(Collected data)
►
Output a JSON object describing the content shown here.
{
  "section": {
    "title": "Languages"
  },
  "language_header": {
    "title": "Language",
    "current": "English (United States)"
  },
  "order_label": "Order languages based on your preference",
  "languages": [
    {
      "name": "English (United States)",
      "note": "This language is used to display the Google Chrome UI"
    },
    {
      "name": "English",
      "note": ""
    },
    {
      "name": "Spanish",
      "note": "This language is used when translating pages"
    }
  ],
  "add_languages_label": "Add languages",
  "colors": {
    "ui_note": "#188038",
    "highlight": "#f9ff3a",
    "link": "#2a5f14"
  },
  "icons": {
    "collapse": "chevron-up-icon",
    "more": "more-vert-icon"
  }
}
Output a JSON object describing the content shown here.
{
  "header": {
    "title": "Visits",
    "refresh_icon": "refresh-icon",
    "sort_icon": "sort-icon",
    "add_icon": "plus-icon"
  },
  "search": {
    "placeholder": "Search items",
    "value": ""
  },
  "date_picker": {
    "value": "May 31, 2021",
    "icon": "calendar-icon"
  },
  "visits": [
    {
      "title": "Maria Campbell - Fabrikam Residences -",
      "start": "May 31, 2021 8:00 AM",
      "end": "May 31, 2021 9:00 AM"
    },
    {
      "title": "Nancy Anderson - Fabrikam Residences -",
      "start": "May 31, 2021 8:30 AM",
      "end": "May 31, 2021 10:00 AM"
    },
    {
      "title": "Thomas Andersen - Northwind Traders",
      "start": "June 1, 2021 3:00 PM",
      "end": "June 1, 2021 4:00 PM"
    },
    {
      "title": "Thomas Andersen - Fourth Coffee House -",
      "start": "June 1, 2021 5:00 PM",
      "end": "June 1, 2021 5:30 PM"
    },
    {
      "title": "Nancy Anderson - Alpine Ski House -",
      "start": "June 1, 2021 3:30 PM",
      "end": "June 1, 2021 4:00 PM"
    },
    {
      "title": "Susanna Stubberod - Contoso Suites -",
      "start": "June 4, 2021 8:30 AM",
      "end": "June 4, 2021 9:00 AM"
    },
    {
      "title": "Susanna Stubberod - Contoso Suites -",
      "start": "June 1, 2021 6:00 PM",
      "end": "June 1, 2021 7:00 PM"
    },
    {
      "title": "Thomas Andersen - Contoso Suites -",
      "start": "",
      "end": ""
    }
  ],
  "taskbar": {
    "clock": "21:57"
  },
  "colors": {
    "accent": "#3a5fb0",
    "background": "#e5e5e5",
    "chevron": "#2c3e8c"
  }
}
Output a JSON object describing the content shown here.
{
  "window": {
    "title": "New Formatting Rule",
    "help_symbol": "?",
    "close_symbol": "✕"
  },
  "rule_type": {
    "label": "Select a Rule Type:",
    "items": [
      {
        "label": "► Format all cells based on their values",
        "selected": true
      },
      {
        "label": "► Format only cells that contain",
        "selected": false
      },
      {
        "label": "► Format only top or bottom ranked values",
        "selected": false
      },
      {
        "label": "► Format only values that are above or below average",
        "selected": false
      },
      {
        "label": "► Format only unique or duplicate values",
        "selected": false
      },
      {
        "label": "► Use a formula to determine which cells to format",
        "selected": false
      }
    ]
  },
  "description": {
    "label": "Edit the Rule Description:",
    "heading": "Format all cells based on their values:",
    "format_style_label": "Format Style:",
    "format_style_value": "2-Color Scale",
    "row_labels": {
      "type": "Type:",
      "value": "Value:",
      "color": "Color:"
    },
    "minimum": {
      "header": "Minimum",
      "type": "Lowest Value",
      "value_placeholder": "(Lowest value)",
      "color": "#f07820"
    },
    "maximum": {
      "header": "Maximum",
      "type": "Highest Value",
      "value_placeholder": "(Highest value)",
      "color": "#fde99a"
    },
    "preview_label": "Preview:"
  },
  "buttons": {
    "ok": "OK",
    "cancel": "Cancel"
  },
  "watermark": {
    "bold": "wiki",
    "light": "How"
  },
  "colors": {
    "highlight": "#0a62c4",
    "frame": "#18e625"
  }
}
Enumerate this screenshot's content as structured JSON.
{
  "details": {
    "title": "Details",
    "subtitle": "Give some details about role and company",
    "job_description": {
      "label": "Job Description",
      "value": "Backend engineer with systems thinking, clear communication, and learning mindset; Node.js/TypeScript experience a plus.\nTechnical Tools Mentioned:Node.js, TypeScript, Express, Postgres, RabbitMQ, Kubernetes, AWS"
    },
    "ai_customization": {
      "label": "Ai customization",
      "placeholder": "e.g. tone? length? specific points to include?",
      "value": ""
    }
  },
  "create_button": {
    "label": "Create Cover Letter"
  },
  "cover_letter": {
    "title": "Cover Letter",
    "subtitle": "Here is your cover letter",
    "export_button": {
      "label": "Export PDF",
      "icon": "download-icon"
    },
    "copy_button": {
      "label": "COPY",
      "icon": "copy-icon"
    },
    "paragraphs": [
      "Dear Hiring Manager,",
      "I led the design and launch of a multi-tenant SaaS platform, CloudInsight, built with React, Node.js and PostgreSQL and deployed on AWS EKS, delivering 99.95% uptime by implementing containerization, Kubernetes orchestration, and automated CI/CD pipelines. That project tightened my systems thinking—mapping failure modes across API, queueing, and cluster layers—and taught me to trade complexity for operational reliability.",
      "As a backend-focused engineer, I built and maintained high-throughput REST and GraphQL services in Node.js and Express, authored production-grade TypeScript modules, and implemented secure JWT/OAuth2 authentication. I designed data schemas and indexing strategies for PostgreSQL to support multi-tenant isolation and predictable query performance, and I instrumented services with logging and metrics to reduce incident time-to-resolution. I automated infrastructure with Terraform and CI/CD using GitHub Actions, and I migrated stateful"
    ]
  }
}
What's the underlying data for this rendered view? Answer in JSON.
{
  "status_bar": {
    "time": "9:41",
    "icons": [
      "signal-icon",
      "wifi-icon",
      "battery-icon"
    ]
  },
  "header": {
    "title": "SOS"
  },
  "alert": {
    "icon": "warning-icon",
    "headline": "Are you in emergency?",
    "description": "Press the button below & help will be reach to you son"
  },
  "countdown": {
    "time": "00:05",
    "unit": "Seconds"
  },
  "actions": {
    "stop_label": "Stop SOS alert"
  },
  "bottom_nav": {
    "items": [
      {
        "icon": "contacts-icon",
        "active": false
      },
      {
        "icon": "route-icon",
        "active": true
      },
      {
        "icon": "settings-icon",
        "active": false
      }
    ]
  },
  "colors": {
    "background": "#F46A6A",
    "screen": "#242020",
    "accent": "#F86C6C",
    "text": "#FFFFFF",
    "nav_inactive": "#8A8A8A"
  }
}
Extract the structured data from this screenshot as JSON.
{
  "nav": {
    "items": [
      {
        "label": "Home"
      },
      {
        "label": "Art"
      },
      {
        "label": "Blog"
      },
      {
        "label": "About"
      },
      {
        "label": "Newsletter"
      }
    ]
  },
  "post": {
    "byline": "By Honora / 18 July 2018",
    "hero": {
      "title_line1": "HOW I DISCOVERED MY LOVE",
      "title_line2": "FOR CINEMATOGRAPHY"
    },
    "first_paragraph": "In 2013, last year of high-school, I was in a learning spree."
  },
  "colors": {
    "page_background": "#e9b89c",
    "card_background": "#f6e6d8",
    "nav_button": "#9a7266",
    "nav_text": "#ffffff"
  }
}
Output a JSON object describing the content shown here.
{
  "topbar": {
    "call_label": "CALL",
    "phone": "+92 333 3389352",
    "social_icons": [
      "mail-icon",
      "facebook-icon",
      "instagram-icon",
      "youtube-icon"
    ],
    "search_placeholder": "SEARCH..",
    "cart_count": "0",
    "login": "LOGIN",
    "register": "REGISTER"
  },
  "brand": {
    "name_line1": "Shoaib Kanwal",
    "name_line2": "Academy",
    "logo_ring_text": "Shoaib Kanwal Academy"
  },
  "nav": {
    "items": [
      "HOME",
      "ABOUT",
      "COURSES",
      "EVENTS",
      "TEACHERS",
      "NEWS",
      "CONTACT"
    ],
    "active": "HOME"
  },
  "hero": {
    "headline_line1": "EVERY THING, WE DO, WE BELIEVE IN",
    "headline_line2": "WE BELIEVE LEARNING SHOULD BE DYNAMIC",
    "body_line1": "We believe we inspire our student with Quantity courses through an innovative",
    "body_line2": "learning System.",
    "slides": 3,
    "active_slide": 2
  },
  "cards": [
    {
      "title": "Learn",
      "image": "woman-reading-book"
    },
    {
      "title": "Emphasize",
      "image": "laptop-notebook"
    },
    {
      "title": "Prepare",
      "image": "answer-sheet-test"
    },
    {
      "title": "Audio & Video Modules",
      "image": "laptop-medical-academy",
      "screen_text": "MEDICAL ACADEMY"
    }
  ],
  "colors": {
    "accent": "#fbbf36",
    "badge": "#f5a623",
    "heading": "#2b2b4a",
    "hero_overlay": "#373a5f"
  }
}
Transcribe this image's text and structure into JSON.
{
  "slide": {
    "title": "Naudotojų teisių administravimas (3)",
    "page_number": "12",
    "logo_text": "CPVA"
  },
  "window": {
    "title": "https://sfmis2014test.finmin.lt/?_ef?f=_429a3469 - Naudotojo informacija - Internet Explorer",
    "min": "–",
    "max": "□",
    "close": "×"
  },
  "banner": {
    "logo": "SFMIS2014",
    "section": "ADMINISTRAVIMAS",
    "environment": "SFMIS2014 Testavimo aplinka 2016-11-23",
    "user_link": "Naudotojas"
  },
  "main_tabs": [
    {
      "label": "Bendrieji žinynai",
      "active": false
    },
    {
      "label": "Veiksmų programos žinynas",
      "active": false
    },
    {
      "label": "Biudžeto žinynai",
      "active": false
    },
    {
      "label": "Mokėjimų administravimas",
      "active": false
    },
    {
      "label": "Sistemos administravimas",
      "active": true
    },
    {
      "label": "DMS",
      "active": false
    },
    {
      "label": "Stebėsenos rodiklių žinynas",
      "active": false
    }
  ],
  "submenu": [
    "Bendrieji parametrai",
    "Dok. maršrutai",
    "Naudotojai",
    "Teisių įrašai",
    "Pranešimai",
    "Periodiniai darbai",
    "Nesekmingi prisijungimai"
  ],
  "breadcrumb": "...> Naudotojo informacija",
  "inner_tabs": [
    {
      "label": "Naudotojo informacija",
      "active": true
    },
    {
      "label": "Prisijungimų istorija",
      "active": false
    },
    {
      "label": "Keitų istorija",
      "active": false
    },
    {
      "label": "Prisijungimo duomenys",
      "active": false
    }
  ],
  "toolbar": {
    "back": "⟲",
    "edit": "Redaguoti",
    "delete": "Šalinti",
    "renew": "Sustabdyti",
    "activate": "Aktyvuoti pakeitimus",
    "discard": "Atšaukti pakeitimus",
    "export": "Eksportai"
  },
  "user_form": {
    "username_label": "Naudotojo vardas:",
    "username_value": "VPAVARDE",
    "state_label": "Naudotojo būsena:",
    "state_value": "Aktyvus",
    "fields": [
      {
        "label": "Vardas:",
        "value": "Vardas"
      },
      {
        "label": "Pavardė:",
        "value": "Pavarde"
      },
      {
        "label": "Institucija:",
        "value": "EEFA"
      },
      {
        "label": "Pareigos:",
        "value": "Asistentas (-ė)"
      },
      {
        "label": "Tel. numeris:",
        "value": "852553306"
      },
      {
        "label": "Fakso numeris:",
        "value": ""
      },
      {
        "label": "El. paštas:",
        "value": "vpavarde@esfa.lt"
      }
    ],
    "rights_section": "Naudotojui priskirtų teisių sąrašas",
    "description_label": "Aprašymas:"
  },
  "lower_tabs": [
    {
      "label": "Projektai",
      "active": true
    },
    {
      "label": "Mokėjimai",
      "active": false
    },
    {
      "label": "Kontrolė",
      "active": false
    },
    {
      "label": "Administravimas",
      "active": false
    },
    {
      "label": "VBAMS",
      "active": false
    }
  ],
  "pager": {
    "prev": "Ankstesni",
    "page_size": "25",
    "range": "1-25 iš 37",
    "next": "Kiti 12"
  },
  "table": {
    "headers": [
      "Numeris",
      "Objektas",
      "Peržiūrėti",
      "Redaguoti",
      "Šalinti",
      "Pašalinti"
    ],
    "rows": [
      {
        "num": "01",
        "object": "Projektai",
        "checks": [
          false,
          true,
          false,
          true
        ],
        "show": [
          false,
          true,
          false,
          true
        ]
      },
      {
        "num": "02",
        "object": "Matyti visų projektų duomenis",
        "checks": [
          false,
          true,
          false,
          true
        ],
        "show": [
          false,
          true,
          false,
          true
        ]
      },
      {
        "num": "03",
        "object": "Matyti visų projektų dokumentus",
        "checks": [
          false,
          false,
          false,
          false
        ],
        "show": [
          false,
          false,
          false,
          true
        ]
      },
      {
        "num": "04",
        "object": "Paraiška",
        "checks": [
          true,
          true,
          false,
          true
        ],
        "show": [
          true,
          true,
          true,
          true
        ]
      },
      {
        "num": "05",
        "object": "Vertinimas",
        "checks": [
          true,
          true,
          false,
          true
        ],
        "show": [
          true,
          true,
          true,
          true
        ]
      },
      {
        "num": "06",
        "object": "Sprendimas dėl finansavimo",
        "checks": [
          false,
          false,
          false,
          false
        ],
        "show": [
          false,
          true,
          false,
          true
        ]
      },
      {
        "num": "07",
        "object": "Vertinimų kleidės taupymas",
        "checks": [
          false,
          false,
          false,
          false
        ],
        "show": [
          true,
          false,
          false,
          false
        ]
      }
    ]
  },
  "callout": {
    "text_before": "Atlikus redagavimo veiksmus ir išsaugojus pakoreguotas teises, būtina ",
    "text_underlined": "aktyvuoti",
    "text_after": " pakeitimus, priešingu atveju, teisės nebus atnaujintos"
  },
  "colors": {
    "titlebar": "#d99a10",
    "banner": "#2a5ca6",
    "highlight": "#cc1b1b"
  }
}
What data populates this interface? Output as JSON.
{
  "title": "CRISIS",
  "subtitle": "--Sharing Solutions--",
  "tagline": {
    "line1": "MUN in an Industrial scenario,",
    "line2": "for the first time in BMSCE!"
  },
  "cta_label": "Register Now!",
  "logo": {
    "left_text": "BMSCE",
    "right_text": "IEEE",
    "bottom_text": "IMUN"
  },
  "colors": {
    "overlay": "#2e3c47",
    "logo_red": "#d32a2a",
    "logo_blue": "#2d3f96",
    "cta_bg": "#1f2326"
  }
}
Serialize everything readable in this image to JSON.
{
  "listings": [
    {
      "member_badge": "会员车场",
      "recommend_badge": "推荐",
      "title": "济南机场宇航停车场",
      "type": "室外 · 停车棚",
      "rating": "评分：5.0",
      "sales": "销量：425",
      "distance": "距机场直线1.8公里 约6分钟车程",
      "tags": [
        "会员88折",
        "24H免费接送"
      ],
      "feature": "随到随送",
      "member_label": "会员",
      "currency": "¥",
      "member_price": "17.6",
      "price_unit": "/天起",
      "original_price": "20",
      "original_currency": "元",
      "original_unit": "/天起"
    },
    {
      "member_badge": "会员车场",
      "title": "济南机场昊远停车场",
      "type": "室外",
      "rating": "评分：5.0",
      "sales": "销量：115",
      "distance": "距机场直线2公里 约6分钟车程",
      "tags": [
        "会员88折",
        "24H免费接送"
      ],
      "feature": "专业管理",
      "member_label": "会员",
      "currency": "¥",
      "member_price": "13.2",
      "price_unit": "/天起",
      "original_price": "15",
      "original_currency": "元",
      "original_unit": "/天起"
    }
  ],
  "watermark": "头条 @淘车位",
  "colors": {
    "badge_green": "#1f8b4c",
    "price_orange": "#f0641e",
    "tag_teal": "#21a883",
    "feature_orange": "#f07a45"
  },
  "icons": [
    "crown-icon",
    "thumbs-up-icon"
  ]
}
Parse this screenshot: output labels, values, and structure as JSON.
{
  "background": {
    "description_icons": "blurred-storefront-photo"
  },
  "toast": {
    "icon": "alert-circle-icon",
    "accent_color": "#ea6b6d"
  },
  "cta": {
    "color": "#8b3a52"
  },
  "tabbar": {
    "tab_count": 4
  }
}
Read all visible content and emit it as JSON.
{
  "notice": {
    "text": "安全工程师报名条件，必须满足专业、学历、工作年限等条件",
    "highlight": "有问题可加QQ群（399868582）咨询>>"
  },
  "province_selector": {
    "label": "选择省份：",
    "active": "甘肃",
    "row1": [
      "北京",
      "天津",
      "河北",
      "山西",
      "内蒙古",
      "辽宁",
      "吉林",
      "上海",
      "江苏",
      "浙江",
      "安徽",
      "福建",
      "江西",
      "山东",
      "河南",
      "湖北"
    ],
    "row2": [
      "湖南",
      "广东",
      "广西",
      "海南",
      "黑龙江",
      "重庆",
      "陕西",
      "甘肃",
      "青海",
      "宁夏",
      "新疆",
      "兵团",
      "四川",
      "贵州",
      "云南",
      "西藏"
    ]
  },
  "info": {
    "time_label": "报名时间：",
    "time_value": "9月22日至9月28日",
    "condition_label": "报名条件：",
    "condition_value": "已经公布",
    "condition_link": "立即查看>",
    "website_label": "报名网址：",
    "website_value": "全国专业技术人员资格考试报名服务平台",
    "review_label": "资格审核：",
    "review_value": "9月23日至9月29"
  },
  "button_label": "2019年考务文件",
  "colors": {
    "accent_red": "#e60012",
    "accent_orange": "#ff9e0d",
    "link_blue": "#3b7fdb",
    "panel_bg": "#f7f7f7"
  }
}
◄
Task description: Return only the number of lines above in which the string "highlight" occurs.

Answer box: 4